╭─ Records shown

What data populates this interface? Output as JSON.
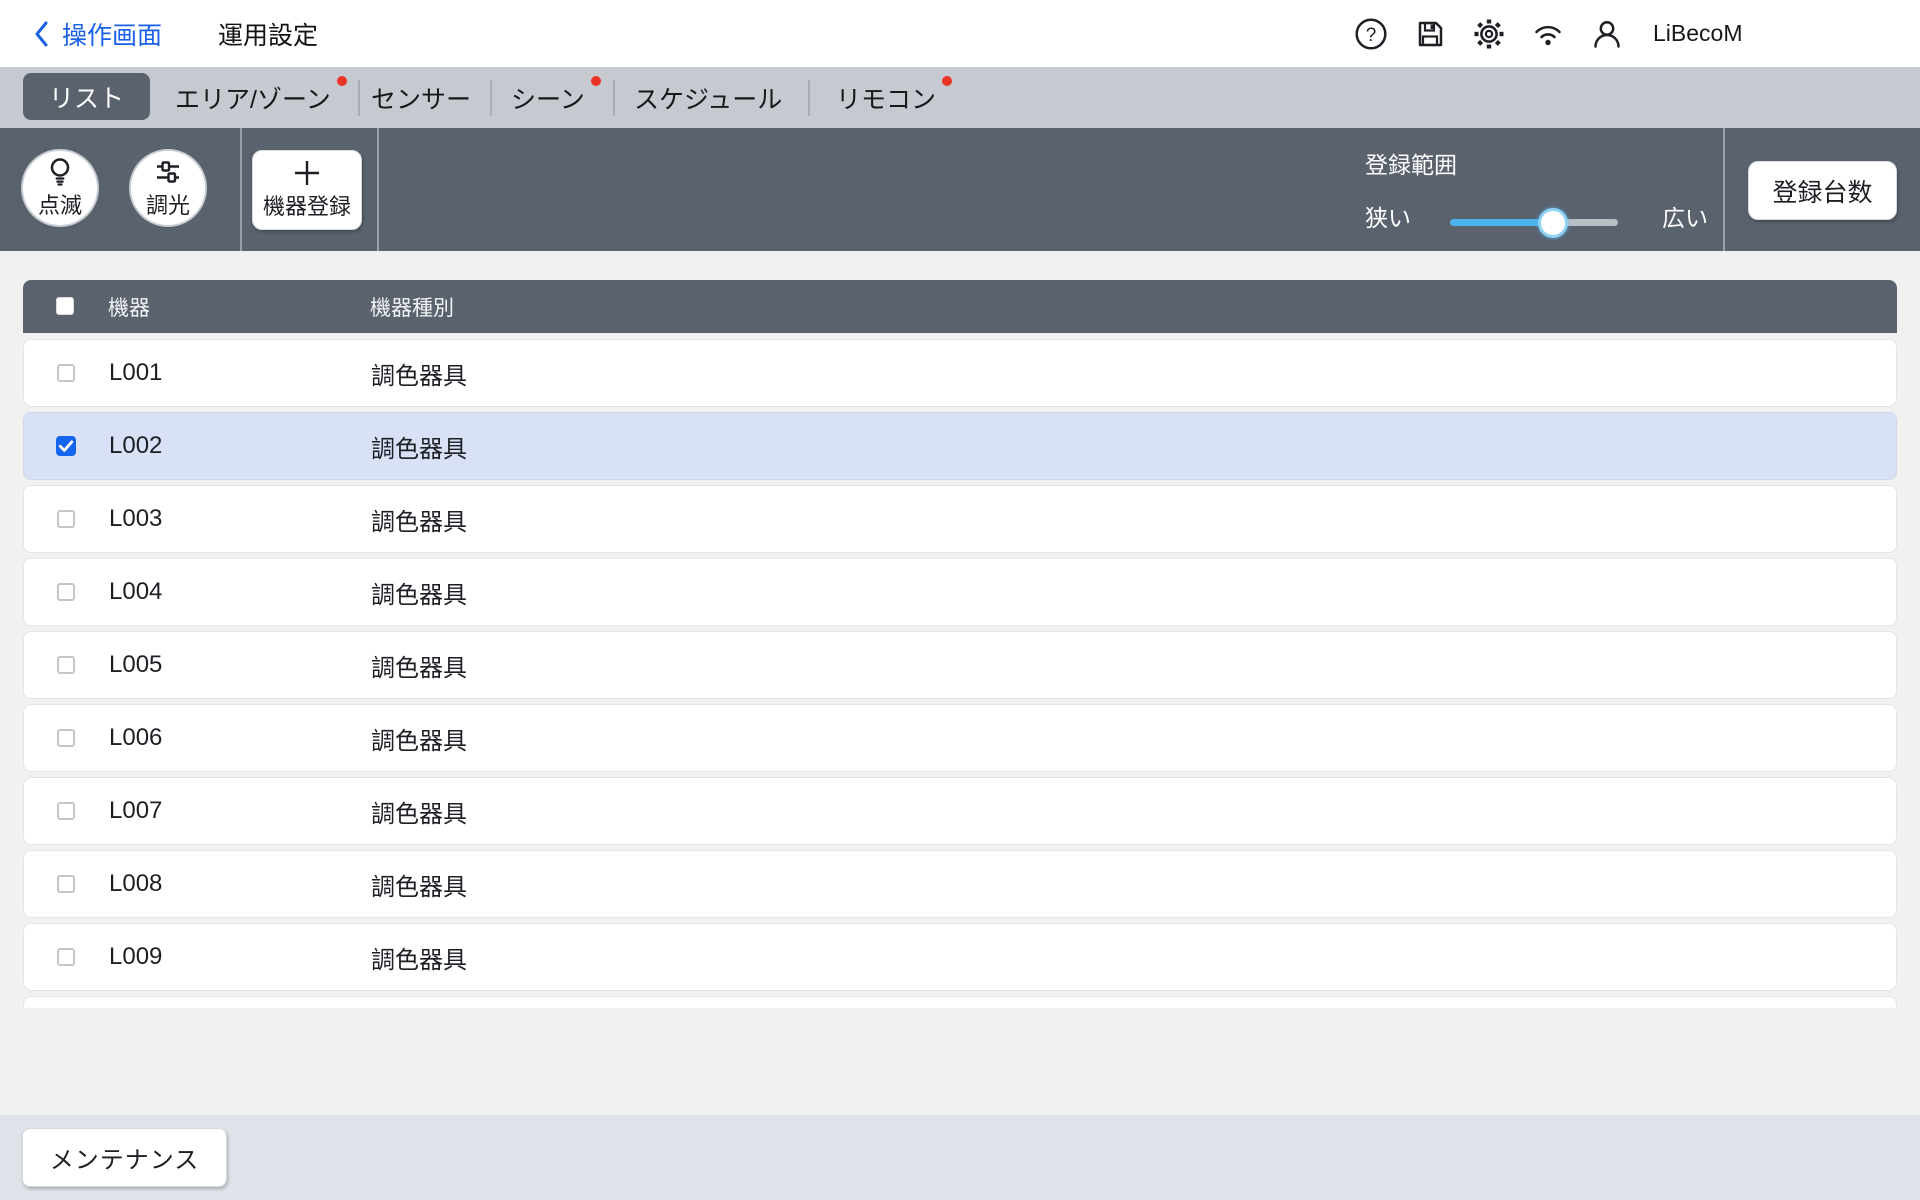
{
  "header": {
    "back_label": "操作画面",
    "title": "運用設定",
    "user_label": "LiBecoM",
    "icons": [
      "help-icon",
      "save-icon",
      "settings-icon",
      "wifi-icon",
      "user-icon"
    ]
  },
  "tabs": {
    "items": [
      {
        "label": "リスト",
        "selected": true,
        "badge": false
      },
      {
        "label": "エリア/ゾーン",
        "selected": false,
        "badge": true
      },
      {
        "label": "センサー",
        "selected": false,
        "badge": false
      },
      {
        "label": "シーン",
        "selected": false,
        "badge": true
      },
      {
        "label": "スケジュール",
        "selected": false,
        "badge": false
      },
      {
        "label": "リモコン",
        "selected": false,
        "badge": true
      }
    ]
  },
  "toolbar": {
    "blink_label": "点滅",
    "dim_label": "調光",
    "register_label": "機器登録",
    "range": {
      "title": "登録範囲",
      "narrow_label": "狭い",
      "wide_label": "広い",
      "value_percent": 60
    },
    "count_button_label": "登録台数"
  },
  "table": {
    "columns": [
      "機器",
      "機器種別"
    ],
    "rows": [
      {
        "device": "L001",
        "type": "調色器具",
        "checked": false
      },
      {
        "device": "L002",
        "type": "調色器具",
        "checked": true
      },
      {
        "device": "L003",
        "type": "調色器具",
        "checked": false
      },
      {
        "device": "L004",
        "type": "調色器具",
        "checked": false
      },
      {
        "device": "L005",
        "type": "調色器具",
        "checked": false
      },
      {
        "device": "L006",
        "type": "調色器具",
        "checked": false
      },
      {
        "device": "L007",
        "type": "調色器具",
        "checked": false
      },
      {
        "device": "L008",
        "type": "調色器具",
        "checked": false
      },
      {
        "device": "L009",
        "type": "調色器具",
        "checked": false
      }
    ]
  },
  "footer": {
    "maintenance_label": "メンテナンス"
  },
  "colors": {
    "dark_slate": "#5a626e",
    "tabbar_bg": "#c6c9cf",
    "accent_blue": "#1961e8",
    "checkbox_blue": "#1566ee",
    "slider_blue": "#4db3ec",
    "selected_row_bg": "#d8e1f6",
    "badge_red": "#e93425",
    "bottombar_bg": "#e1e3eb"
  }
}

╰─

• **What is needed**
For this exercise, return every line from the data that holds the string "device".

• **Response to the task**
        "device": "L001",
        "device": "L002",
        "device": "L003",
        "device": "L004",
        "device": "L005",
        "device": "L006",
        "device": "L007",
        "device": "L008",
        "device": "L009",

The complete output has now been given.